    by Gaygirlie ( 1657131 ) <gaygirlie AT hotmail DOT com> on Saturday September 10, 2011 @05:43AM (#37361112) Homepage

    Since when is WiFi signal strength measured in bars? It's a pressure unit.

    The writer is likely a person that doesn't have much experience with WiFi technology and is only familiar with the GUI WiFi signal icon. I agree that telling some actual numbers of expect boost to signal would be more useful, but.. well, the point is that it boosts the signal reception somewhat, ignoring the point and nitpicking about the wording expresses only arrogance.

  • Re:News? (Score:3, Interesting)

    by Anonymous Coward on Saturday September 10, 2011 @06:13AM (#37361202)

    Yes, and no. If you cut up a pringles can and use it like this cut-up beer can, then yes. But the trick of the pringles can was that you could use it as a waveguide, or you could put a yagi inside it. It's pretty poor as a circular waveguide for 2.4GHz actually as it's too small; dunno about the yagi inside.

    Building a good waveguide is a bit trickier than this. It starts with most materials expecting you to do all the horrible math yourself (it boils down to two constants, eventually, after you've fed the right formulae with the right parameters through wolfram alpha) or they give rules of thumb on not enough digits in the wrong measurements system. Or they use twice-converted stuff. And that's just for knowing where to stick the probe in the side of the can. What's much harder to find is information about what size & length the probe ought to be; the one study I could find was for 10GHz and it basically said "try a lot and see what works". Anyhow. I know all this because I spent weeks trying to understand just what was going on with waveguides.

    A 1d parabola like this is far, far less complicated, and cheaper too. Print it out or cut it up and stick it over the 2dBi omni you already have. Not counting tools, a usable waveguide costs more in N-plug and pigtail already.

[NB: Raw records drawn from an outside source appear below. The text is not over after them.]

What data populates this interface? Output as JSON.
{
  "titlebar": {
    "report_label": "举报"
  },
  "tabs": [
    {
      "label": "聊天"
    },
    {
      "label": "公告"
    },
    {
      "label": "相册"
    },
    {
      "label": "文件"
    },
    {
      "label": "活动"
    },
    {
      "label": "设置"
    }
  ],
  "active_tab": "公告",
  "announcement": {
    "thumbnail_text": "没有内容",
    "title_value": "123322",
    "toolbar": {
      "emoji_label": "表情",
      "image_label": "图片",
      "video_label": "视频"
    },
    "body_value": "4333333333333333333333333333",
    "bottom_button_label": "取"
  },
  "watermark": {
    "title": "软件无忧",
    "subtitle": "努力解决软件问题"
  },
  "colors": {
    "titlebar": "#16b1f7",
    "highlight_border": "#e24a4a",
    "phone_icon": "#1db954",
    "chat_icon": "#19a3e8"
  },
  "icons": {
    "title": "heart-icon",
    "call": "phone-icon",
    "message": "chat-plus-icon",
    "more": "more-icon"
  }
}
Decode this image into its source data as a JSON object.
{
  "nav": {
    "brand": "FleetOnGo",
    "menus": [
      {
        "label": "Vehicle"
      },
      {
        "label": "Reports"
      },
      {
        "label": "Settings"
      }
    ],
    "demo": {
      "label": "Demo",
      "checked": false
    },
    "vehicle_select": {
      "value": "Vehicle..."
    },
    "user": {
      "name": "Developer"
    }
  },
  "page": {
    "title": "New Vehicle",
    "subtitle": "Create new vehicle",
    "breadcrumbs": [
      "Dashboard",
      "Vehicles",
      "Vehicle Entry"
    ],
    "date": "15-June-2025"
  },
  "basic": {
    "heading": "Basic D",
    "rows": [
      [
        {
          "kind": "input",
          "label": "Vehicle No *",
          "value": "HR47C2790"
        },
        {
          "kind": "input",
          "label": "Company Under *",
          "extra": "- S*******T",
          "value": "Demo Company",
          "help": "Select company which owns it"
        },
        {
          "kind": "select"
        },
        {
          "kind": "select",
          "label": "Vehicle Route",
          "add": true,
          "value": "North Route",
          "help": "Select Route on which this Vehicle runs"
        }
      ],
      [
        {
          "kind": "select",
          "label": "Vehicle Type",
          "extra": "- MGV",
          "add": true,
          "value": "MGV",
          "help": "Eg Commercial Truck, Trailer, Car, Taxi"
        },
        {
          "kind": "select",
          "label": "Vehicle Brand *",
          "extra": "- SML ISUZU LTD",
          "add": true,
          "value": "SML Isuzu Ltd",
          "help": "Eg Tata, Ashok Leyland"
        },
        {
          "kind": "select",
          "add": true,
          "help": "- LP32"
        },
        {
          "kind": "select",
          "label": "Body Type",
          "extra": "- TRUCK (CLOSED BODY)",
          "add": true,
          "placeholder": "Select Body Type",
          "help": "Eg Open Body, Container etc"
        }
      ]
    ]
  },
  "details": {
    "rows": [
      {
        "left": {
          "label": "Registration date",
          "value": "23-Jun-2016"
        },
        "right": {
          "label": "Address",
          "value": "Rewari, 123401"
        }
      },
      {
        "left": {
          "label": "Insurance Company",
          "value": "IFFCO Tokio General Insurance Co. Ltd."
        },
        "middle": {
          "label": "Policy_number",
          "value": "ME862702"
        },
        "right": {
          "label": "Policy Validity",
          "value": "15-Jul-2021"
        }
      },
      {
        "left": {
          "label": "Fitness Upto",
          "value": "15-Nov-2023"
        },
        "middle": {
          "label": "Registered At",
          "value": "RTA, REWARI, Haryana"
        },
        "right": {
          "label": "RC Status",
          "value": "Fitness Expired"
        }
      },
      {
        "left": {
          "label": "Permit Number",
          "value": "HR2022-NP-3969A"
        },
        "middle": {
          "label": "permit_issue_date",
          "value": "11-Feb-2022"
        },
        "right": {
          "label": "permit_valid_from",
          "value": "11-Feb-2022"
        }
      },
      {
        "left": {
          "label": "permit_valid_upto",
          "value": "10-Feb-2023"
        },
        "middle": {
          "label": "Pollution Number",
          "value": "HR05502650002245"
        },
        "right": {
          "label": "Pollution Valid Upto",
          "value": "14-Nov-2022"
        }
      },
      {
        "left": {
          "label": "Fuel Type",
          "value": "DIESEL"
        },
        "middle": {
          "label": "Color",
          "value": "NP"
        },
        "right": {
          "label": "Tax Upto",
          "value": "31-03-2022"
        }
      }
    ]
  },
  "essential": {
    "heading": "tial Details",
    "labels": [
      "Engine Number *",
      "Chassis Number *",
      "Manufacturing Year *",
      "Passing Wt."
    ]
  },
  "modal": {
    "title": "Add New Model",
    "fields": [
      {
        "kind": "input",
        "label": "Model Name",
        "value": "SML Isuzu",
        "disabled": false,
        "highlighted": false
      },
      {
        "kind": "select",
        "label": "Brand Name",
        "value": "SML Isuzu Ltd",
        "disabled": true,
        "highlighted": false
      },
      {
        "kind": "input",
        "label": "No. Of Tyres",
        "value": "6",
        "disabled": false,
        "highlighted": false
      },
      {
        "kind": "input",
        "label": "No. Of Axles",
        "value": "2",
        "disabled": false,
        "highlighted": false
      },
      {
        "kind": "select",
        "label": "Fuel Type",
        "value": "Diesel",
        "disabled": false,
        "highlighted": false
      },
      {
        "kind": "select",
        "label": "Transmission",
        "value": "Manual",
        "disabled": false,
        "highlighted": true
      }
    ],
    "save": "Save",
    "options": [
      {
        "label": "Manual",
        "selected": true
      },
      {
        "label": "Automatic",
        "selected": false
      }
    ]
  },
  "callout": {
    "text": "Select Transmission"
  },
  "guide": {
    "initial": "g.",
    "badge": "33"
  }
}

It is not for me to attempt to fathom the inscrutable workings of Providence. -- The Earl of Birkenhead